*Work to complete*
Print every line below without adding or leaving out a single word.

*Recorded data*
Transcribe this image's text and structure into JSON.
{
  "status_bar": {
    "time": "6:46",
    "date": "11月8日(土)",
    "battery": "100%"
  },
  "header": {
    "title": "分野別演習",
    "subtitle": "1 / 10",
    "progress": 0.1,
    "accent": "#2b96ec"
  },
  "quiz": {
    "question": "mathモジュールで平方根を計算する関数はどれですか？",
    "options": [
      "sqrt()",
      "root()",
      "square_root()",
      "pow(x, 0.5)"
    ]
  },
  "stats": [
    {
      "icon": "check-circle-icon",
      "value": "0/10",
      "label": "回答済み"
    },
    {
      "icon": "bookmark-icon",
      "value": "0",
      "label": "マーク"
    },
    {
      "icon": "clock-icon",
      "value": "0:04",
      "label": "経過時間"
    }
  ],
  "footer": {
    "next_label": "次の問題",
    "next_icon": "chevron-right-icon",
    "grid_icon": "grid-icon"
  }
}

*Answer section*
Transcribe this image's text and structure into JSON.
{
  "status_bar": {
    "time": "6:46",
    "date": "11月8日(土)",
    "battery": "100%"
  },
  "header": {
    "title": "分野別演習",
    "subtitle": "1 / 10",
    "progress": 0.1,
    "accent": "#2b96ec"
  },
  "quiz": {
    "question": "mathモジュールで平方根を計算する関数はどれですか？",
    "options": [
      "sqrt()",
      "root()",
      "square_root()",
      "pow(x, 0.5)"
    ]
  },
  "stats": [
    {
      "icon": "check-circle-icon",
      "value": "0/10",
      "label": "回答済み"
    },
    {
      "icon": "bookmark-icon",
      "value": "0",
      "label": "マーク"
    },
    {
      "icon": "clock-icon",
      "value": "0:04",
      "label": "経過時間"
    }
  ],
  "footer": {
    "next_label": "次の問題",
    "next_icon": "chevron-right-icon",
    "grid_icon": "grid-icon"
  }
}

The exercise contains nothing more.